The Bank of Canada has indicated its future rate decisions will be driven by economic data, but that it is “still prepared to be forceful” should the need arise.
Deputy Governor Sharon Kozicki made the comment during a speech on Thursday, in which she spoke about this week’s rate decision and the Bank’s shift towards becoming more “data-dependent.”
“We indicated that going forward, we will be considering whether to increase rates further. By that, we mean that we expect our decisions will be more data-dependent,” she said.
“If we are surprised on the upside, we are still prepared to be forceful,” she added. “But we recognize that we have raised interest rates rapidly and that their effects are working their way through the economy. In other words, we are moving from how much to raise interest rates to whether to raise interest rates.”
The inflation picture remains “mixed”
Kozicki also touched on how the bank’s monetary policy actions have so far impacted economic growth and inflation.
While she said there is growing evidence that the Bank’s rate hikes are restraining demand, on the other hand third-quarter GDP growth surprised to the upside and the economy continues to operate in excess demand.
On inflation, she said the Bank continues to see a “mixed picture.”
“On one hand, inflation remains too high, with many of the goods and services Canadians regularly buy showing large price increases,” she said. “On the other hand, three-month rates of change in core inflation have come down, an early indicator that price pressures may be losing momentum.”
Headline inflation has fallen from a peak of 8.1% to 6.9%, while year-over-year core inflation has now stopped rising.
Looking forward to the Bank’s next policy meeting on January 25, she noted the decision will be followed by a summary of deliberations that will be published on the Bank’s website about two weeks later.
This follows recommendations from an International Monetary Fund review of the BoC’s transparency practices, in which it called on the Bank to begin publishing such summaries.
“Being open is always important, but it is especially crucial in uncertain times—and as we work to bring inflation back to our 2% target,” she said.
Equitable Bank launches in Quebec
Equitable Bank announced on Thursday the launch of its EQ Bank digital banking platform in Quebec, making its services now available coast-to-coast.
“We’re thrilled for EQ Bank to be part of Quebec’s financial landscape,” said Mahima Poddar, Group Head of Personal Banking. “We are so excited to be helping Quebecers make more with their money.”
In the bank’s previous quarterly earnings calls, President and CEO Andrew Moor said the province has a large “digitally savvy” population, and predicted that “by this time next year, we think Quebec customers could represent 5% or more of EQ Bank deposits.”
As of Q2, EQ Bank saw its customer base grow 26% year-over-year with the addition of over 13,000 new customers in that quarter alone.
OSFI increases capital buffer for Canada’s big banks
Canada’s banking regulator has upped the amount of capital the country’s largest banks will be required to maintain in the event of “vulnerabilities.”

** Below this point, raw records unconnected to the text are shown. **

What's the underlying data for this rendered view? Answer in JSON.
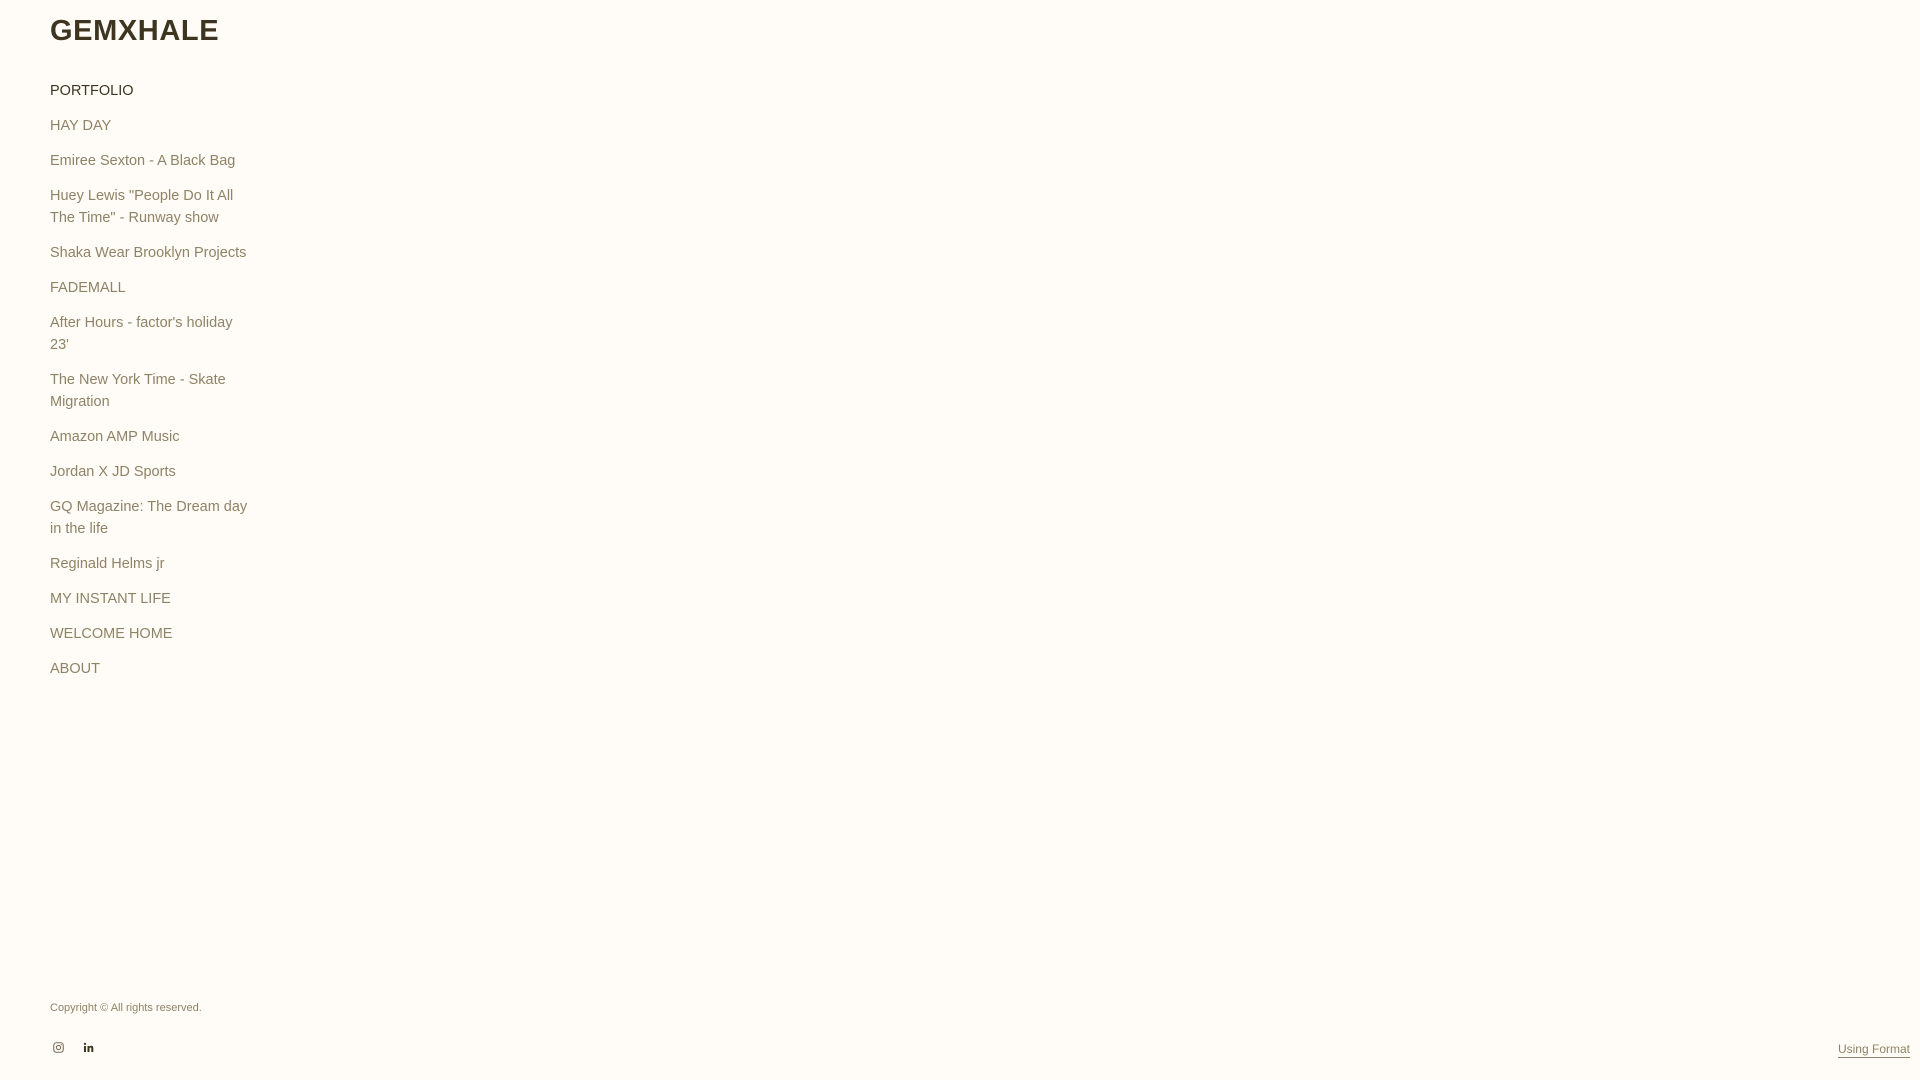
{
  "site": {
    "title": "GEMXHALE"
  },
  "nav": {
    "items": [
      {
        "label": "PORTFOLIO",
        "active": true
      },
      {
        "label": "HAY DAY"
      },
      {
        "label": "Emiree Sexton - A Black Bag"
      },
      {
        "label": "Huey Lewis \"People Do It All The Time\" - Runway show"
      },
      {
        "label": "Shaka Wear Brooklyn Projects"
      },
      {
        "label": "FADEMALL"
      },
      {
        "label": "After Hours - factor's holiday 23'"
      },
      {
        "label": "The New York Time - Skate Migration"
      },
      {
        "label": "Amazon AMP Music"
      },
      {
        "label": "Jordan X JD Sports"
      },
      {
        "label": "GQ Magazine: The Dream day in the life"
      },
      {
        "label": "Reginald Helms jr"
      },
      {
        "label": "MY INSTANT LIFE"
      },
      {
        "label": "WELCOME HOME"
      },
      {
        "label": "ABOUT"
      }
    ]
  },
  "footer": {
    "copyright": "Copyright © All rights reserved.",
    "social": [
      {
        "icon": "instagram-icon"
      },
      {
        "icon": "linkedin-icon"
      }
    ],
    "credit": "Using Format"
  },
  "colors": {
    "background": "#fffcf7",
    "title": "#3d3520",
    "link": "#8f8367",
    "active_link": "#3d3520"
  }
}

As part of its semi-annual review of the Domestic Stability Buffer (DSB), the Office of the Superintendent of Financial Institutions increased the DBS level to 3%, up from 2.5%.
It also increased the range limit for the DBS to 4%, up from 2.5%. The changes will take effect February 1, 2023.
The DBS was launched in 2018 and applies specifically to Canada’s largest banks, referred to as Domestic Systemically Important Banks, or D-SIBs.
The DBS encourages those banks to “build capital resilience to vulnerabilities, thereby reinforcing the stability of Canada’s financial system and contributing to public confidence in it,” OSFI said.
Canadians view lack of supply as a key barrier to housing affordability
Four in 10 Canadians (43%) believe housing supply is a leading contributor to the decline in housing affordability, according to a Leger survey commissioned by Habitat for Humanity.
The survey also found 40% of respondents are concerned about paying their mortgage or rent over the next 12 months, with higher percentages among Gen Zs (51%) and Millennials (52%).
Nearly three in 10 respondents (28%) said they cannot currently afford a down payment for the purchase of a home.